Data records for software interfaces
++++++
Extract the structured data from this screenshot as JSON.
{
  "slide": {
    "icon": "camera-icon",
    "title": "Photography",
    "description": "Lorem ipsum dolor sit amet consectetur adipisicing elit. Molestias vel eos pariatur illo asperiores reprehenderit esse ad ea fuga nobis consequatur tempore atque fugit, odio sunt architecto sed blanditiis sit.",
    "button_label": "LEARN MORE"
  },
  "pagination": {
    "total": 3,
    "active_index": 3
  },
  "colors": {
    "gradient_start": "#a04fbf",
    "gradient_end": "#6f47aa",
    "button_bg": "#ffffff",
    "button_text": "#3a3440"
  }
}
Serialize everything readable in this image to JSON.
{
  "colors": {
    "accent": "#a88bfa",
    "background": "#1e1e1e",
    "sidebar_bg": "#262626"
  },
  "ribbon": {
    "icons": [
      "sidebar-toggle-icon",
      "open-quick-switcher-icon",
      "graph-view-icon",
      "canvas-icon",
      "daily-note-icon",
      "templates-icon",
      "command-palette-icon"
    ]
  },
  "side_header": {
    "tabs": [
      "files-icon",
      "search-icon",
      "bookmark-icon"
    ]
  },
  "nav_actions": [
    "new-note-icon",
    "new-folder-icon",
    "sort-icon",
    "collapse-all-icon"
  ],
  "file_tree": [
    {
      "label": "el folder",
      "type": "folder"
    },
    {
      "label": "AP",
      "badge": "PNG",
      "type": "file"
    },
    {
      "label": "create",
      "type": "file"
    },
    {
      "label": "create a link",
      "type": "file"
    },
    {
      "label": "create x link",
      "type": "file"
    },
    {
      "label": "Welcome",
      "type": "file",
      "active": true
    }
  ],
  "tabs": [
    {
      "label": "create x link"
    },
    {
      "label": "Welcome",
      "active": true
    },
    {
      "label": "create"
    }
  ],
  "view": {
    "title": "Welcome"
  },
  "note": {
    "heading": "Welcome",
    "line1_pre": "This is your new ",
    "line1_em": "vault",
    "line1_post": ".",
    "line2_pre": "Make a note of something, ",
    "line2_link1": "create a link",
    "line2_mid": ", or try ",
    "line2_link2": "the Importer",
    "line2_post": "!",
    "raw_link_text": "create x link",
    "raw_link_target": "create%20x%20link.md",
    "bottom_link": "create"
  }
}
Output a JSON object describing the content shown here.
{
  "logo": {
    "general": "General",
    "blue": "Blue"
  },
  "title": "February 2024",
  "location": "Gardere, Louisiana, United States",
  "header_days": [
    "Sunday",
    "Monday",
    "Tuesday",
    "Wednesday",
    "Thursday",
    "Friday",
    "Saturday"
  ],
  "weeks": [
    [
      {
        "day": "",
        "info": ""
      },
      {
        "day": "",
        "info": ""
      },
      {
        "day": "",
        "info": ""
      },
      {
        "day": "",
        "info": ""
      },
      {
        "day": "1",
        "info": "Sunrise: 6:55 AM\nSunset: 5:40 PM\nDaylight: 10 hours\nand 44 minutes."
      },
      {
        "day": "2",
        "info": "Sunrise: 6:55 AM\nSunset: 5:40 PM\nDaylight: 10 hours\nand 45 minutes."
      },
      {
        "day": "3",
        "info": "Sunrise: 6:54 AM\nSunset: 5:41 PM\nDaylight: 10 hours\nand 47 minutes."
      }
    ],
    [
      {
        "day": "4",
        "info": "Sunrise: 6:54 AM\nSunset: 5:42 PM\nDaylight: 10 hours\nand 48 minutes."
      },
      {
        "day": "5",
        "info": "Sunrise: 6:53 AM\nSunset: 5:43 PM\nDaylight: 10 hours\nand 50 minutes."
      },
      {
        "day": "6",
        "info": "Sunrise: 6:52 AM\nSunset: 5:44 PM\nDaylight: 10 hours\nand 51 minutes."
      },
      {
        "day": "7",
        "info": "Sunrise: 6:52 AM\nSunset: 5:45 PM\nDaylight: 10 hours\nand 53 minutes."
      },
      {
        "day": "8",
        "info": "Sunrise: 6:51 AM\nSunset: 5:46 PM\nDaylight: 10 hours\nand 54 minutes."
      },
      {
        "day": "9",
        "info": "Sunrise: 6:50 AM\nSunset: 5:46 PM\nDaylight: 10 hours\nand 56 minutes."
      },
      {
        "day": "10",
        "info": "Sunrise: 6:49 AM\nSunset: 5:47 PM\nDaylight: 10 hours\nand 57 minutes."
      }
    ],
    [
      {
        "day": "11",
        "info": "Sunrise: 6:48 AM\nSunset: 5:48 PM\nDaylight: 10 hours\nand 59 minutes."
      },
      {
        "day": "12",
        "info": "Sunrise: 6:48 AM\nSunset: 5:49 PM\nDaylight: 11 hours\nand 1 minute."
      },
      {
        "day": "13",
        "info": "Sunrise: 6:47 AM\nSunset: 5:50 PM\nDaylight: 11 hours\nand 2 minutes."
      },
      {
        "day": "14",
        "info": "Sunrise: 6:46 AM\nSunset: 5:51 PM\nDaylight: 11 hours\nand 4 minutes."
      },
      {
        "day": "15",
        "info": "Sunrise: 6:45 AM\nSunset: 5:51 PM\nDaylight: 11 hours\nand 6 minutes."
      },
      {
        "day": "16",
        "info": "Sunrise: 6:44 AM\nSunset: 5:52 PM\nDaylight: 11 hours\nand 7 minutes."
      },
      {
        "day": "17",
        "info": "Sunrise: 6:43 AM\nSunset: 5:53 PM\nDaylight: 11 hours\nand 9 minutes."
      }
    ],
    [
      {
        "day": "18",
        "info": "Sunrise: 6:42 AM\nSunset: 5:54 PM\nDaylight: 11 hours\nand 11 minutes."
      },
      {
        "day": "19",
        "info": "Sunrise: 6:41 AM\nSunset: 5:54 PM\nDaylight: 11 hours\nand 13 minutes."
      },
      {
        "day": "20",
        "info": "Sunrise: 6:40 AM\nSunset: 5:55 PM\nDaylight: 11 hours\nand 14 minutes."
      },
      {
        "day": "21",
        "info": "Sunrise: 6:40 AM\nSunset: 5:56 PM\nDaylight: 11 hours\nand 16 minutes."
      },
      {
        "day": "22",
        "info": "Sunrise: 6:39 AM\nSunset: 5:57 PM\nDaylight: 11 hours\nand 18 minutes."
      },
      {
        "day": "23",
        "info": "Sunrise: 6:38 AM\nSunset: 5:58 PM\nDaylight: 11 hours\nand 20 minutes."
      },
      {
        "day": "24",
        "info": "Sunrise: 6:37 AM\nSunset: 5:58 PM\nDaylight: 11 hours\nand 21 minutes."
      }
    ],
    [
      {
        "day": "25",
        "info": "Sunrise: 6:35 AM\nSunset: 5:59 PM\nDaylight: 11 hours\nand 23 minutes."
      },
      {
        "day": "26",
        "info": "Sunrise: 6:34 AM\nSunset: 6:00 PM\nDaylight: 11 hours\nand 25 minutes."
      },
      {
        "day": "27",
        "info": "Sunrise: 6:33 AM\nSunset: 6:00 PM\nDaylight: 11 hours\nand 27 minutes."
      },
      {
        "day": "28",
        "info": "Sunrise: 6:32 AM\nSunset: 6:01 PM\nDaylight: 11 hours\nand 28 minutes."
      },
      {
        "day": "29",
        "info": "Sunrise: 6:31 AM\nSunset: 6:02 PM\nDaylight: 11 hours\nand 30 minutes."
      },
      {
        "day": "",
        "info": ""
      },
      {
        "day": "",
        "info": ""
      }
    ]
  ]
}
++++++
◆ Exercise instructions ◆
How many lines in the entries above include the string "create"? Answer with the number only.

◆ Completed task ◆
9